Fortunately, a report by the Community Roundtable found that executives are increasingly realizing the value of community; in fact, 63% of executives support the community. Further, community experts had identified a shift towards executive interest in community as a key community trend for 2019. Sufficient to say, it’s getting easier to secure executive buy-in.
2. Failure To Get Traction
Once launched, the community will need to gain traction. At this stage, it’s like an infant child that needs nourishment and some extra attention before it can stand on its own two feet. Proper resourcing and some good community management best practices are key at this stage.
A customer community doesn’t require a large staff. One multinational consumer electronics has a community team of three. They are able to manage a community with hundreds of thousands of members through some very savvy engagement techniques. The actual number of people who are full time or part time in the community management team can vary (what is the nature of the community? Are contact center staff logging in? Are the events team from marketing included? etc.) The one definite recommendation here is to have at least one full time person owning the community, usually with the role title ‘community manager’. The community manager should have some skin in the game, i.e., have compensation tied to the established KPIs.
With a community manager in place, now is the time to have a larger presence in the branded community. The goal is to get to a critical mass of content and activity where the community can sustain itself. Until that point has arrived, a heavier staff presence is required.
Members of your community expect to receive a certain level of service just like they do from other channels, and failure to deliver on these services will likely result in one-time visitors who won’t see the value and won’t participate. Now is the time for everyone to pitch in and help out engaging in the community and promoting it to customers.
3. Failure to Achieve Business Objectives
It’s rare to see a community that has been both well planned and well received to fail in delivering benefits. What can happen, however, especially if it’s not seen as a strategic initiative, is that there’s a perceived lack of value.
Community management is a relatively new discipline for many organizations, and as a result, the templates for calculating ROI or frameworks for evaluating community maturity and effectiveness are lacking. The inability to properly measure success and iterate based on findings, or the failure to implement community KPIs and benchmarks, can result in a community that fails to meet its objectives.
Make sure that your community team has the right analytical tools necessary to properly assess the data. You could have all the data in the world, but if you don’t have the right tools or know-how to analyze it, identify trends and determine whether your community is on track to achieve its goals, it’s worthless.

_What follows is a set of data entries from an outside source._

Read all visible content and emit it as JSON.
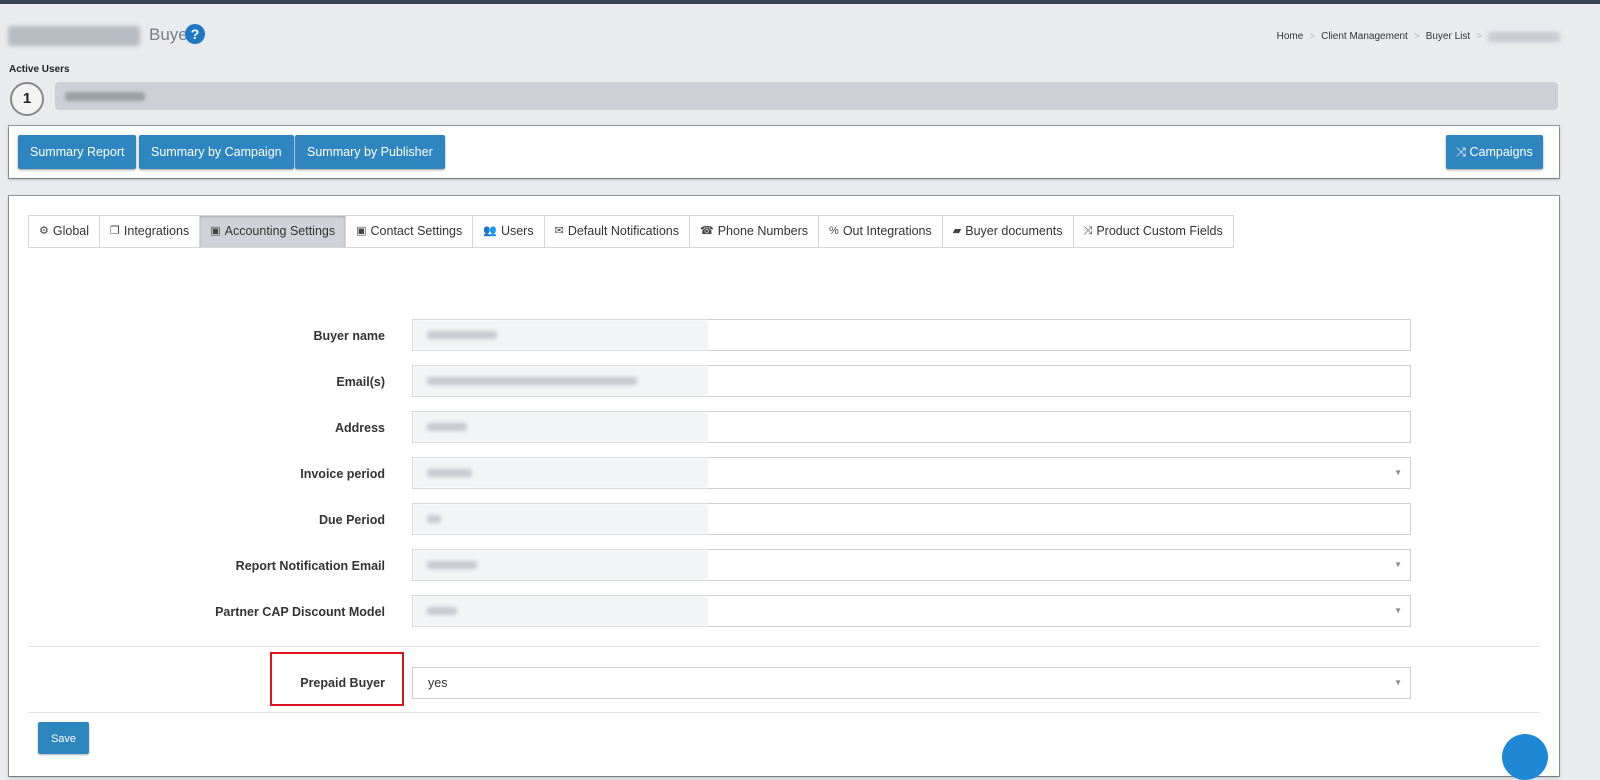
{
  "header": {
    "page_subtitle": "Buyer",
    "help_icon": "?",
    "breadcrumb": [
      "Home",
      "Client Management",
      "Buyer List"
    ]
  },
  "active_users": {
    "label": "Active Users",
    "count": "1"
  },
  "report_buttons": {
    "summary_report": "Summary Report",
    "summary_by_campaign": "Summary by Campaign",
    "summary_by_publisher": "Summary by Publisher",
    "campaigns": "Campaigns"
  },
  "tabs": [
    {
      "label": "Global",
      "icon": "cogs-icon",
      "glyph": "⚙"
    },
    {
      "label": "Integrations",
      "icon": "copy-icon",
      "glyph": "❐"
    },
    {
      "label": "Accounting Settings",
      "icon": "money-icon",
      "glyph": "▣",
      "active": true
    },
    {
      "label": "Contact Settings",
      "icon": "money-icon",
      "glyph": "▣"
    },
    {
      "label": "Users",
      "icon": "users-icon",
      "glyph": "👥"
    },
    {
      "label": "Default Notifications",
      "icon": "envelope-icon",
      "glyph": "✉"
    },
    {
      "label": "Phone Numbers",
      "icon": "phone-icon",
      "glyph": "☎"
    },
    {
      "label": "Out Integrations",
      "icon": "percent-icon",
      "glyph": "%"
    },
    {
      "label": "Buyer documents",
      "icon": "book-icon",
      "glyph": "▰"
    },
    {
      "label": "Product Custom Fields",
      "icon": "random-icon",
      "glyph": "⤨"
    }
  ],
  "form": {
    "buyer_name_label": "Buyer name",
    "emails_label": "Email(s)",
    "address_label": "Address",
    "invoice_period_label": "Invoice period",
    "due_period_label": "Due Period",
    "report_notification_email_label": "Report Notification Email",
    "partner_cap_discount_model_label": "Partner CAP Discount Model",
    "prepaid_buyer_label": "Prepaid Buyer",
    "prepaid_buyer_value": "yes"
  },
  "save_label": "Save",
  "colors": {
    "primary_button": "#2e86c1",
    "highlight_border": "#e0141e",
    "help_icon": "#1e78c8"
  }
}
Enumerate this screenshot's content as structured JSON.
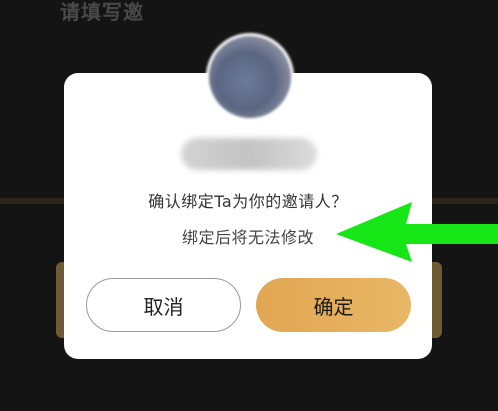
{
  "background": {
    "title_text": "请填写邀"
  },
  "dialog": {
    "message_line1": "确认绑定Ta为你的邀请人？",
    "message_line2": "绑定后将无法修改",
    "cancel_label": "取消",
    "confirm_label": "确定"
  },
  "colors": {
    "accent_gold": "#e4ad5c",
    "annotation_arrow": "#16e616"
  },
  "icons": {
    "annotation": "arrow-left-icon"
  }
}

There are a growing number of consulting organizations that can help you plan, launch and measure a branded community. A few that stand our are FeverBee, The Community Round Table and CMX. These organizations bring with them the learned experience from hundreds of successful communities.
My final thought is to be vigilant and ensure that you put the time and effort into developing a collaborative and long-term plan for community success. If you put the effort into developing a proper plan that everyone can agree to, it will pay off down the road.